Work order
Write the records out again. Match them exactly.

Provided data Block Start

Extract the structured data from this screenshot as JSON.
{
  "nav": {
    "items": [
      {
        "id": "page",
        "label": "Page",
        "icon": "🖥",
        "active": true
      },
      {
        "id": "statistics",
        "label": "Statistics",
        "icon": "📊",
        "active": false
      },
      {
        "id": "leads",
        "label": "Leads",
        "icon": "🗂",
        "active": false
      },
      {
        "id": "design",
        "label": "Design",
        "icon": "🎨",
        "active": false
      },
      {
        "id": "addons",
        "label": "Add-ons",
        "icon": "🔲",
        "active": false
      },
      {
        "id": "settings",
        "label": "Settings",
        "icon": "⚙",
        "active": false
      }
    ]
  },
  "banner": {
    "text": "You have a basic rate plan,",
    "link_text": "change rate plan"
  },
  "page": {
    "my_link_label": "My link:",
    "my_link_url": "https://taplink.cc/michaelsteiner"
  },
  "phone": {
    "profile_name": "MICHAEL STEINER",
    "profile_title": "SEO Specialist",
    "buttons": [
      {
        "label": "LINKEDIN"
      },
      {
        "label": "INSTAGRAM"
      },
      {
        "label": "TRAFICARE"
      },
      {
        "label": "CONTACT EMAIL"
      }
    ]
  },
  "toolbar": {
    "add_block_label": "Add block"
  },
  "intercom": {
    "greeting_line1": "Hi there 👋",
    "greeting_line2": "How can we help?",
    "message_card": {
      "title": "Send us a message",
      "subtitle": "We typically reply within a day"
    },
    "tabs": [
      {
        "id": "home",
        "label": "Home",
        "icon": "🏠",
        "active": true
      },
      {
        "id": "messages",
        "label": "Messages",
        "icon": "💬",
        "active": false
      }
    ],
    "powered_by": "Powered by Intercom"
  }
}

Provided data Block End

Written reply
Extract the structured data from this screenshot as JSON.
{
  "nav": {
    "items": [
      {
        "id": "page",
        "label": "Page",
        "icon": "🖥",
        "active": true
      },
      {
        "id": "statistics",
        "label": "Statistics",
        "icon": "📊",
        "active": false
      },
      {
        "id": "leads",
        "label": "Leads",
        "icon": "🗂",
        "active": false
      },
      {
        "id": "design",
        "label": "Design",
        "icon": "🎨",
        "active": false
      },
      {
        "id": "addons",
        "label": "Add-ons",
        "icon": "🔲",
        "active": false
      },
      {
        "id": "settings",
        "label": "Settings",
        "icon": "⚙",
        "active": false
      }
    ]
  },
  "banner": {
    "text": "You have a basic rate plan,",
    "link_text": "change rate plan"
  },
  "page": {
    "my_link_label": "My link:",
    "my_link_url": "https://taplink.cc/michaelsteiner"
  },
  "phone": {
    "profile_name": "MICHAEL STEINER",
    "profile_title": "SEO Specialist",
    "buttons": [
      {
        "label": "LINKEDIN"
      },
      {
        "label": "INSTAGRAM"
      },
      {
        "label": "TRAFICARE"
      },
      {
        "label": "CONTACT EMAIL"
      }
    ]
  },
  "toolbar": {
    "add_block_label": "Add block"
  },
  "intercom": {
    "greeting_line1": "Hi there 👋",
    "greeting_line2": "How can we help?",
    "message_card": {
      "title": "Send us a message",
      "subtitle": "We typically reply within a day"
    },
    "tabs": [
      {
        "id": "home",
        "label": "Home",
        "icon": "🏠",
        "active": true
      },
      {
        "id": "messages",
        "label": "Messages",
        "icon": "💬",
        "active": false
      }
    ],
    "powered_by": "Powered by Intercom"
  }
}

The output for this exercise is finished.